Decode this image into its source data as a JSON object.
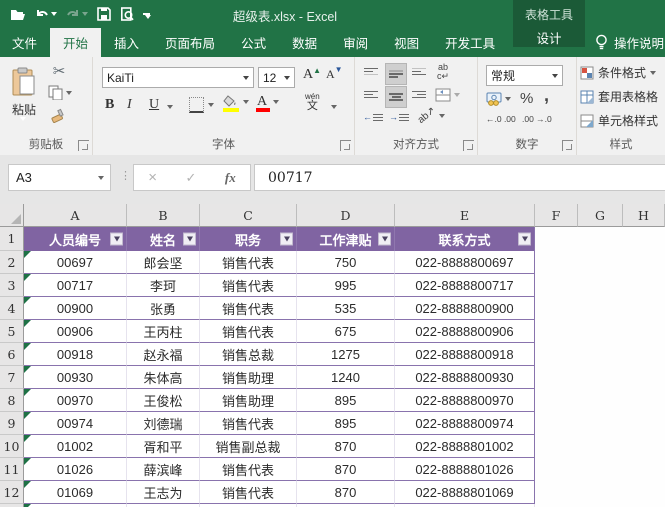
{
  "titlebar": {
    "title": "超级表.xlsx - Excel",
    "context_tool": "表格工具",
    "qat": [
      "open",
      "undo",
      "redo",
      "save",
      "print-preview",
      "customize-quick-access"
    ]
  },
  "tabs": [
    {
      "label": "文件"
    },
    {
      "label": "开始"
    },
    {
      "label": "插入"
    },
    {
      "label": "页面布局"
    },
    {
      "label": "公式"
    },
    {
      "label": "数据"
    },
    {
      "label": "审阅"
    },
    {
      "label": "视图"
    },
    {
      "label": "开发工具"
    },
    {
      "label": "设计"
    }
  ],
  "tellme": {
    "label": "操作说明"
  },
  "ribbon": {
    "clipboard": {
      "paste_label": "粘贴",
      "group_label": "剪贴板"
    },
    "font": {
      "name": "KaiTi",
      "size": "12",
      "bold": "B",
      "italic": "I",
      "underline": "U",
      "grow": "A",
      "shrink": "A",
      "phonetic_top": "wén",
      "phonetic_bottom": "文",
      "color_letter": "A",
      "group_label": "字体",
      "fill_color": "#ffff00",
      "font_color": "#ff0000"
    },
    "alignment": {
      "group_label": "对齐方式"
    },
    "number": {
      "format": "常规",
      "percent": "%",
      "comma": ",",
      "inc_decimal": "←.0 .00",
      "dec_decimal": ".00 →.0",
      "group_label": "数字"
    },
    "styles": {
      "items": [
        "条件格式",
        "套用表格格",
        "单元格样式"
      ],
      "group_label": "样式"
    }
  },
  "formula_bar": {
    "name_box": "A3",
    "cancel": "×",
    "enter": "✓",
    "fx_label": "fx",
    "value": "00717"
  },
  "grid": {
    "col_letters": [
      "A",
      "B",
      "C",
      "D",
      "E",
      "F",
      "G",
      "H"
    ],
    "table": {
      "headers": [
        "人员编号",
        "姓名",
        "职务",
        "工作津贴",
        "联系方式"
      ],
      "rows": [
        {
          "n": "2",
          "id": "00697",
          "name": "郎会坚",
          "title": "销售代表",
          "allowance": "750",
          "phone": "022-8888800697"
        },
        {
          "n": "3",
          "id": "00717",
          "name": "李珂",
          "title": "销售代表",
          "allowance": "995",
          "phone": "022-8888800717"
        },
        {
          "n": "4",
          "id": "00900",
          "name": "张勇",
          "title": "销售代表",
          "allowance": "535",
          "phone": "022-8888800900"
        },
        {
          "n": "5",
          "id": "00906",
          "name": "王丙柱",
          "title": "销售代表",
          "allowance": "675",
          "phone": "022-8888800906"
        },
        {
          "n": "6",
          "id": "00918",
          "name": "赵永福",
          "title": "销售总裁",
          "allowance": "1275",
          "phone": "022-8888800918"
        },
        {
          "n": "7",
          "id": "00930",
          "name": "朱体高",
          "title": "销售助理",
          "allowance": "1240",
          "phone": "022-8888800930"
        },
        {
          "n": "8",
          "id": "00970",
          "name": "王俊松",
          "title": "销售助理",
          "allowance": "895",
          "phone": "022-8888800970"
        },
        {
          "n": "9",
          "id": "00974",
          "name": "刘德瑞",
          "title": "销售代表",
          "allowance": "895",
          "phone": "022-8888800974"
        },
        {
          "n": "10",
          "id": "01002",
          "name": "胥和平",
          "title": "销售副总裁",
          "allowance": "870",
          "phone": "022-8888801002"
        },
        {
          "n": "11",
          "id": "01026",
          "name": "薛滨峰",
          "title": "销售代表",
          "allowance": "870",
          "phone": "022-8888801026"
        },
        {
          "n": "12",
          "id": "01069",
          "name": "王志为",
          "title": "销售代表",
          "allowance": "870",
          "phone": "022-8888801069"
        }
      ]
    }
  },
  "colors": {
    "excel_green": "#217346",
    "contextual_green": "#1b5a37",
    "table_header_purple": "#8064A2",
    "table_row_line_purple": "#8973ad",
    "error_triangle_green": "#1e7145",
    "ribbon_bg": "#f1f1f1",
    "formula_bar_bg": "#e6e6e6"
  }
}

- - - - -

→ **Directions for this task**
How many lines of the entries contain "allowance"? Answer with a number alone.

→ **Task response**
11